Where a line below holds the string "需要时间", copy that line.

(Data items)
- - -

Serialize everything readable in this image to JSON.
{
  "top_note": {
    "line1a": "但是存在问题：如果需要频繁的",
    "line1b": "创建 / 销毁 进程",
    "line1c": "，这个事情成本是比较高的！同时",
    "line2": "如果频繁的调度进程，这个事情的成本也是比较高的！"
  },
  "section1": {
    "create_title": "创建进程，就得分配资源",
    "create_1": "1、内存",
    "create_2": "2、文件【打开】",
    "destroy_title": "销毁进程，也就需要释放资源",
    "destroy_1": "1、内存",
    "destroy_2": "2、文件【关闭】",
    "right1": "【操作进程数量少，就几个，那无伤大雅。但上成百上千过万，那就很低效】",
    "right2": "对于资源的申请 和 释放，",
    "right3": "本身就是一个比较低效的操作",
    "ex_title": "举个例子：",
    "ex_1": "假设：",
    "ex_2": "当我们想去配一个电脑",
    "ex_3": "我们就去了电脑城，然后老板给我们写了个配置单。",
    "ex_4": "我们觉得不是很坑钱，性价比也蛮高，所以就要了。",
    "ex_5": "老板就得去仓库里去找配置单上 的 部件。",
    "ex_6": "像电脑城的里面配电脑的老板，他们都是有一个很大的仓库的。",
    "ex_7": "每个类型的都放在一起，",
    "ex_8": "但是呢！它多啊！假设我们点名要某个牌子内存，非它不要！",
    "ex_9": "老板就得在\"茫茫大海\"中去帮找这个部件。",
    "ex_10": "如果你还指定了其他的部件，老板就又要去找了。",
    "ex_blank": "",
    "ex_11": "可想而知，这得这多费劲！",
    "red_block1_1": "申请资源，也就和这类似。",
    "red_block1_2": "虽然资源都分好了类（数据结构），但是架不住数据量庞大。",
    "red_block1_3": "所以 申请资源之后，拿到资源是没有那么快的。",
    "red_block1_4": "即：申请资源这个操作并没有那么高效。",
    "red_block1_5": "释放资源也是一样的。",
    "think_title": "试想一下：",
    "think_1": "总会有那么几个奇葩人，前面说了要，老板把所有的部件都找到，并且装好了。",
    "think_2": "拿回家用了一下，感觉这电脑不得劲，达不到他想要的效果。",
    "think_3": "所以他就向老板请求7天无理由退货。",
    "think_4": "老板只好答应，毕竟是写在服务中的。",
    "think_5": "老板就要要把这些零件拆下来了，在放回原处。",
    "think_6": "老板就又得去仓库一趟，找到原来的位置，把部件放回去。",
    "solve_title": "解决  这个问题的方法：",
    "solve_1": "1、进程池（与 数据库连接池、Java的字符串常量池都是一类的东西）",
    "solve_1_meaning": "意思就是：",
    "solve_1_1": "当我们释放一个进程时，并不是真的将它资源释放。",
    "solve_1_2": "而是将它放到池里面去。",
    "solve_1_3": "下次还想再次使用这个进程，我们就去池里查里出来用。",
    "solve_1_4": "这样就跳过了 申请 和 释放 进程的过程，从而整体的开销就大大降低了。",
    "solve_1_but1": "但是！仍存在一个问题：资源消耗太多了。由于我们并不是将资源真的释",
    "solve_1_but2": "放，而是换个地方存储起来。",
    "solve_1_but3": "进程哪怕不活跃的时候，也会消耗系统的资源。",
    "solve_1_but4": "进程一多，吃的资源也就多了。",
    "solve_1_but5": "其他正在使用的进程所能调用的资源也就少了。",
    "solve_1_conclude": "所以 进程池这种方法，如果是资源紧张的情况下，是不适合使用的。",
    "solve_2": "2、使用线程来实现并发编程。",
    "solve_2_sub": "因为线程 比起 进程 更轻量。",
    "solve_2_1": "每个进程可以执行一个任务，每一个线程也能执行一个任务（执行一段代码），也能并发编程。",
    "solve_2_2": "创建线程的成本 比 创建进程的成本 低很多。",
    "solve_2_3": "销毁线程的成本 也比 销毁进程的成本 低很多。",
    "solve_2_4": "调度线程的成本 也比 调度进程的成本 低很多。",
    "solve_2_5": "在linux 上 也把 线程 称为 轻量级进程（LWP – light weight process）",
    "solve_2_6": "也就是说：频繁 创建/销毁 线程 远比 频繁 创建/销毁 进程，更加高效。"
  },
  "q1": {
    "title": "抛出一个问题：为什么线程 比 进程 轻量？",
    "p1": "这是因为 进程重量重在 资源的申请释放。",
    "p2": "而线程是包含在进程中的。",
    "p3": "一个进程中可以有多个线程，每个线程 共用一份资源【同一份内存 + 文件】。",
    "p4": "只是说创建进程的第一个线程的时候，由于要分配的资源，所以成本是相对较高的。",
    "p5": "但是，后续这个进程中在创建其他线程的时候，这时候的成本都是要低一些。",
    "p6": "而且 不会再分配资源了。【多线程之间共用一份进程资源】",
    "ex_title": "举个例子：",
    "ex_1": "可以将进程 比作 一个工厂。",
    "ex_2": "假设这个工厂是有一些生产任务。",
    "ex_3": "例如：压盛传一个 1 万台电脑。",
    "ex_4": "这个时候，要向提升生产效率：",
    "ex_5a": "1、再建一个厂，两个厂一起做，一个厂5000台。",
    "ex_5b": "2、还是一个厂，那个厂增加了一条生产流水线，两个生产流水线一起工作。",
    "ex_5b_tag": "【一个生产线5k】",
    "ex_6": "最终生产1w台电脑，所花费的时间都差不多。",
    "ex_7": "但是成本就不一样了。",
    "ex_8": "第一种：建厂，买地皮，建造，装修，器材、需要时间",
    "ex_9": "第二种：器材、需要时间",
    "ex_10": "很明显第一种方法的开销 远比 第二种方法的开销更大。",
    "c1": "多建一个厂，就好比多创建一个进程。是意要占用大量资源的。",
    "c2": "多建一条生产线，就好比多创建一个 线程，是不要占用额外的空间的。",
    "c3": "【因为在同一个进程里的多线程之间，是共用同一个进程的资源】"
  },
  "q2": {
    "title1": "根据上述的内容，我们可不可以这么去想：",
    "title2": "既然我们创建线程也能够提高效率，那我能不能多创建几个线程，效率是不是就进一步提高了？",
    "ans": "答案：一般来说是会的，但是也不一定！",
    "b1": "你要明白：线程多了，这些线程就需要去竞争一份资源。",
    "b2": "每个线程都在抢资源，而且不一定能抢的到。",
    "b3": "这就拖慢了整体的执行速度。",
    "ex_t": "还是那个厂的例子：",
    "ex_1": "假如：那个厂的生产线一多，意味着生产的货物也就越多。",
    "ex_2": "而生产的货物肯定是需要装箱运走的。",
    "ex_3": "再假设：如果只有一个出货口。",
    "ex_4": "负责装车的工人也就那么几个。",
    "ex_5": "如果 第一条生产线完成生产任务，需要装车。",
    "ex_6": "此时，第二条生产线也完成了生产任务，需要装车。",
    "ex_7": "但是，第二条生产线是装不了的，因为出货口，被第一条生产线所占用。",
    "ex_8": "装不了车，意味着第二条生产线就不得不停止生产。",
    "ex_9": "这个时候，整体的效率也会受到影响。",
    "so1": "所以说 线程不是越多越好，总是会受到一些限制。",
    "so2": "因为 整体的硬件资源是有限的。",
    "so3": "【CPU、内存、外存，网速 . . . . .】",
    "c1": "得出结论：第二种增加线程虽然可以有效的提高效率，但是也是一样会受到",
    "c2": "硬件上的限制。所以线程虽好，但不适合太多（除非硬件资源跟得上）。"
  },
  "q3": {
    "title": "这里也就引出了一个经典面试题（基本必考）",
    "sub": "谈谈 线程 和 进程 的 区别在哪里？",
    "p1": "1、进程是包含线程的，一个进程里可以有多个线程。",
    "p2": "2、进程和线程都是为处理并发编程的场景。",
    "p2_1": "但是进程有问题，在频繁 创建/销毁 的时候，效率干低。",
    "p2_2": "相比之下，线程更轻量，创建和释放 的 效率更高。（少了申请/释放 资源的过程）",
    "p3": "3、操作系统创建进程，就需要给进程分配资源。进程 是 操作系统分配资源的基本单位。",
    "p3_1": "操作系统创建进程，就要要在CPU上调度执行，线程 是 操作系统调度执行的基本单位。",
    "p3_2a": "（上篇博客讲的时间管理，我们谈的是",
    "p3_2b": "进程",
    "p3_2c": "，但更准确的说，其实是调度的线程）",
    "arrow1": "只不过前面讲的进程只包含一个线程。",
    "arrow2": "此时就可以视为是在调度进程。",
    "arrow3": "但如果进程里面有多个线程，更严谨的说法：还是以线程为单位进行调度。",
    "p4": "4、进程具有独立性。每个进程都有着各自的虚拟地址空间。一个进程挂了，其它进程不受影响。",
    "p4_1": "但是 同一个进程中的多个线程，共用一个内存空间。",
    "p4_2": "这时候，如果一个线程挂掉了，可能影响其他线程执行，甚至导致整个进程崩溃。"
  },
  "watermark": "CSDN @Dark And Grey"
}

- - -

## YOUR RESPONSE
    "ex_8": "第一种：建厂，买地皮，建造，装修，器材、需要时间",
    "ex_9": "第二种：器材、需要时间",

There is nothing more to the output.